Taxes still giving traders in East Africa sleepless nights

Sunday October 16 2022

The business community complained of tariff barriers at the 28th Uganda International Trade Fair. PHOTO | MORGAN MBABAZI | NMG


The business community in the region want taxes and protectionist laws reviewed to make their products competitive.

The complaints emerged at the end of a manufacturers exhibition last week in Kampala, during which they lamented taxation regimes, which are making it harder to sustain businesses.

“Your tax collectors are prioritising collecting the last penny and sometimes beyond. When you tell them to broaden the tax base, they only understand registering more taxpayers, when you tell then to deepen the tax base, they understand charging more tax to the existing taxpayers; Excise duty here and there,” Deo Kayemba, the chairman of the Uganda Manufacturers Association (UMA) told an audience, among them told Prime Minister Robina Nabbanja, who represented President Yoweri Museveni at the closure of the week-long trade fair on Monday.

“None of the tax collectors thinks about the survival, sustainability and continued growth of the taxpayers and we think this is not helping the long-term growth of the economy,” Mr Kayemba said. Ms Nabbanja promised to address the concerns of the business community. But the complaints over tax are just among several issues that continue to plague the wider East African Community, 12 years after the Common Market Protocol was mooted to establish easier movement of goods, persons, labour, services and capital.

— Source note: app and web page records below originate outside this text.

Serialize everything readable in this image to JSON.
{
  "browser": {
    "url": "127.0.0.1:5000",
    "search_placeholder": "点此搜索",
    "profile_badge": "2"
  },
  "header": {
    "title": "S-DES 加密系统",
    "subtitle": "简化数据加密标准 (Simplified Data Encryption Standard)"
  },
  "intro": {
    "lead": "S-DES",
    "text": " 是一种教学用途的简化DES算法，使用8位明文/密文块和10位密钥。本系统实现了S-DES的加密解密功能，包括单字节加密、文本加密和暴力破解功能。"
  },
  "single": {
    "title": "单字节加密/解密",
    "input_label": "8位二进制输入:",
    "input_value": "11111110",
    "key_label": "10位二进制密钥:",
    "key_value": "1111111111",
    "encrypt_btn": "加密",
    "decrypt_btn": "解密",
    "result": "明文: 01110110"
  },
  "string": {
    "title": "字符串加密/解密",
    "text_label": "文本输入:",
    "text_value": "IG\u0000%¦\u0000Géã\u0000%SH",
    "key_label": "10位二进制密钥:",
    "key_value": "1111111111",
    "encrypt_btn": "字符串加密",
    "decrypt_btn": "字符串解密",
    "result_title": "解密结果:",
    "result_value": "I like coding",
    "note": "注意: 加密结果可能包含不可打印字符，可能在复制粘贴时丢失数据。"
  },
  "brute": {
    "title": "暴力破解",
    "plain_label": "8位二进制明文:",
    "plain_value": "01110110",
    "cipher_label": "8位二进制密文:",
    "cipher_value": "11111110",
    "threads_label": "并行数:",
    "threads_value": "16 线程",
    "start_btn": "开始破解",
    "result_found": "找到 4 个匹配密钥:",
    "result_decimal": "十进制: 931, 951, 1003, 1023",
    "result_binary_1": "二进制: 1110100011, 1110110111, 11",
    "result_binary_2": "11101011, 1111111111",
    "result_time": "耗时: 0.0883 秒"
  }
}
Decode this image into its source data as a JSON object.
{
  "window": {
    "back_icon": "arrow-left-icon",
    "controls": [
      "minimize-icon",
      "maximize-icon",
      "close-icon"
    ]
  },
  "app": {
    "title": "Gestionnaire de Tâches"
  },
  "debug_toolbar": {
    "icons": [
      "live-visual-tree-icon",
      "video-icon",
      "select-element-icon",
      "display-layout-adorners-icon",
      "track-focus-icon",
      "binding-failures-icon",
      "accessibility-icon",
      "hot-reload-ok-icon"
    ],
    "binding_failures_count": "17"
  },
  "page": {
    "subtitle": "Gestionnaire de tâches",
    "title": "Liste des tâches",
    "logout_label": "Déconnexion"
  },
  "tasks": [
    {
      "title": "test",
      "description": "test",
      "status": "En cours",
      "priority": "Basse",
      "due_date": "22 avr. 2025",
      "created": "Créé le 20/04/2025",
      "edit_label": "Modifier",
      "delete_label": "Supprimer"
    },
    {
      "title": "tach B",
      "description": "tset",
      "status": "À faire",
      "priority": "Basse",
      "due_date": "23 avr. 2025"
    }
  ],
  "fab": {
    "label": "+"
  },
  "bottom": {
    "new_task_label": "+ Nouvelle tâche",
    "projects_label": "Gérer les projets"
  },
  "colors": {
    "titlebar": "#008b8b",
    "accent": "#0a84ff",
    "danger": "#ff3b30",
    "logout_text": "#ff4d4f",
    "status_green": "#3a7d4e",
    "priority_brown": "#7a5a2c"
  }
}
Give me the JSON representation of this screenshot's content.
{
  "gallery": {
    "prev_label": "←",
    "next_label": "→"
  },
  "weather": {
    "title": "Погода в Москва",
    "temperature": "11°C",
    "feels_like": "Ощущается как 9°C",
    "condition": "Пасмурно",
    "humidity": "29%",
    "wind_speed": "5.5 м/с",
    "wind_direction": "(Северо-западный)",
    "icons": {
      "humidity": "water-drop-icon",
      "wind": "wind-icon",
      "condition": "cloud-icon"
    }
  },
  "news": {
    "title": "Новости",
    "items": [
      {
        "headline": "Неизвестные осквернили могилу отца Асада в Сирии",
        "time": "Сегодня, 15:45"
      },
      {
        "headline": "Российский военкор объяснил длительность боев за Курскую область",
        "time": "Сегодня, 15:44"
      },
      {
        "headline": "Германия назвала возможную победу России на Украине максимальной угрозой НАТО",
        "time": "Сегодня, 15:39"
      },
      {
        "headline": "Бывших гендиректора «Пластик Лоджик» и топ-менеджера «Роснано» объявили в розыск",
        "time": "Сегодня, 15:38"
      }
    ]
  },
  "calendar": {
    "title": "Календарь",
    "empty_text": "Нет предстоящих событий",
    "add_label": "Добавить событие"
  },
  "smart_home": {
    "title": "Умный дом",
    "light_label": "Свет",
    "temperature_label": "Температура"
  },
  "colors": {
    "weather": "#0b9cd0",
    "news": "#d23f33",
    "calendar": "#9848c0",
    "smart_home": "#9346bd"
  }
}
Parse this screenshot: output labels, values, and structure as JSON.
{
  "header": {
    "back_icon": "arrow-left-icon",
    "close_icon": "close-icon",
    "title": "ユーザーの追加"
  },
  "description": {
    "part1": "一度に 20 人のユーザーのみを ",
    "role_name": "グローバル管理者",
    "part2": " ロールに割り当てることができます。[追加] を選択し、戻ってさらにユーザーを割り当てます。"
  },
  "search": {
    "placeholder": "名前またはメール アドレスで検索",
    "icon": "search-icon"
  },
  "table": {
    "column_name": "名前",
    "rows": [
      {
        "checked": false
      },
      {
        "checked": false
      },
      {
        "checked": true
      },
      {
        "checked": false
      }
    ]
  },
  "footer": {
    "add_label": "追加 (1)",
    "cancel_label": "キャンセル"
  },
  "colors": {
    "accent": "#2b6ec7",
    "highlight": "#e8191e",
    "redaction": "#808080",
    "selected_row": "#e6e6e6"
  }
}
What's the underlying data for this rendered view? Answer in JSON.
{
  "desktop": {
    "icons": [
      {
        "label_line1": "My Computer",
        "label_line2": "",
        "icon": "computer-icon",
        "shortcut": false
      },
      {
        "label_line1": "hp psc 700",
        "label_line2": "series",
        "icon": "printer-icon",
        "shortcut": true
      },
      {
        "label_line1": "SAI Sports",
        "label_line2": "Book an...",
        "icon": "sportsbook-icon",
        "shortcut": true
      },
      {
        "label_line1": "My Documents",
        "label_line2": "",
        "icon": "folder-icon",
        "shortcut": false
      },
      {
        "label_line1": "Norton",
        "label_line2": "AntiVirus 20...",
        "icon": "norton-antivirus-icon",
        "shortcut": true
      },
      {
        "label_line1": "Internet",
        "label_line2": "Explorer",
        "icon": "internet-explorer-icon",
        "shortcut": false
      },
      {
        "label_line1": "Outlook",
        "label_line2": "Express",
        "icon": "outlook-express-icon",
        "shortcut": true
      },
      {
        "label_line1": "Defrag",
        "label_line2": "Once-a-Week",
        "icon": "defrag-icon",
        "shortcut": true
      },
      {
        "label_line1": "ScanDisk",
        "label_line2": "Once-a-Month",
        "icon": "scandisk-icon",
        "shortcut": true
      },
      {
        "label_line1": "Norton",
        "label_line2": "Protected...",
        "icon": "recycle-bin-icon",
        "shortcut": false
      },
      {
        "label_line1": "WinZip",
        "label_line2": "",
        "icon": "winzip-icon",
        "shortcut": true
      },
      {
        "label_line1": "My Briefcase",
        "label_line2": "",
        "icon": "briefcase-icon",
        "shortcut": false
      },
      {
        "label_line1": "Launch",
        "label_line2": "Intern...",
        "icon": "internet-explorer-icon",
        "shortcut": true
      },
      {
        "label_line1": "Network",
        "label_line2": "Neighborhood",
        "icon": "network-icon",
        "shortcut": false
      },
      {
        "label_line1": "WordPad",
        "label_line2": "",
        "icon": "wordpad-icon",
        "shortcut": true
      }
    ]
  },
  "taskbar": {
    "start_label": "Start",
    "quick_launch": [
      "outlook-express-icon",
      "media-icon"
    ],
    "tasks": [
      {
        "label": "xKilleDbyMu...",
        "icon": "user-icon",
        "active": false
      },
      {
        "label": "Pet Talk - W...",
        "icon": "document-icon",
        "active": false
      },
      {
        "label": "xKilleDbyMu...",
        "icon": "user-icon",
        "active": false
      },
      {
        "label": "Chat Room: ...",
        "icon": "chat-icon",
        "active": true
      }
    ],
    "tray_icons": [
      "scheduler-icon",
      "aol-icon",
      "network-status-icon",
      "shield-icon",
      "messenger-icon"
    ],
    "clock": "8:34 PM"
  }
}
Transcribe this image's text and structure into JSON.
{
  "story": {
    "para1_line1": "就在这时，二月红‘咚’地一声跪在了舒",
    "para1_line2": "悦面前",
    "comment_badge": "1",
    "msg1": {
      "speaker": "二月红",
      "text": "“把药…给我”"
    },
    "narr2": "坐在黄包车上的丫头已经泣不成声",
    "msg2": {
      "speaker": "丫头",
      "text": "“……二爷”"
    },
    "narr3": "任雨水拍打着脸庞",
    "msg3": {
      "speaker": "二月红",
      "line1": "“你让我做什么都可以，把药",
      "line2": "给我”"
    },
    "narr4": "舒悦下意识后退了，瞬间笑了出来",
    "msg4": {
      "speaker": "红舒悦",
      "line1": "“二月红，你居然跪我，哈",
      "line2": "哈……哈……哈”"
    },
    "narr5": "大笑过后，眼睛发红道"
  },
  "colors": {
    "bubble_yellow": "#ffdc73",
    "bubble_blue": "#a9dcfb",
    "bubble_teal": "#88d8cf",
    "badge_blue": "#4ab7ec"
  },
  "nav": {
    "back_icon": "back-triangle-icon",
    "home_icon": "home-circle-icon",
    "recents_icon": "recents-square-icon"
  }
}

Domestic market protectionism also featured among the complaints. For example, UMA accuses Kenya, Tanzania and Rwanda of protectionist practices. Yet, Kenyan officials also level the same accusations against Uganda, accusing Kampala of violating the Customs Union with irregular taxes on Kenyan manufactured juice and pharmaceutical products. In the past, Uganda had passed a controversial law requiring that fruit and vegetable juices (except juice made from at least 30 percent pulp from fruit and vegetables grown in Uganda) attract 12 percent tax or Ush250 ($0.06) per litre.

For UMA, they complained of a stifling taxation regime may have a basis. Juliet Najjinda, a senior tax manager at PwC Uganda, says manufacturing sector remains one of the largest contributors to Uganda’s tax revenue. According to Uganda Revenues Authority annual performance report for t2020/2021, 71 percent of the tax revenue was collected from wholesale and retail trade, manufacturing, information and communication technology as well as financial and insurance services.


“The manufacturing sector was the second largest contributor based on tax revenue of Uganda at USh4.5 trillion ($1.17 billion). This was an increase from the Ush3.5 trillion tax ($914 million) contribution of the sector in the financial year 2019/2020,” Ms Najjinda said.

The Uganda Revenue Authority (URA) says traders already have incentives including customs refunds of all or part of any import duty paid on material inputs to produce goods for export.

The manufacturers are entitled to customs duty exemption for imported industrial replacement parts.

“For this exemption to apply, the spare parts should be imported by registered manufacturers as replacement parts used exclusively on industrial machinery and should be imported solely for replacement of worn out or obsolete parts of industrial machines,” said Ms Najjinda explained.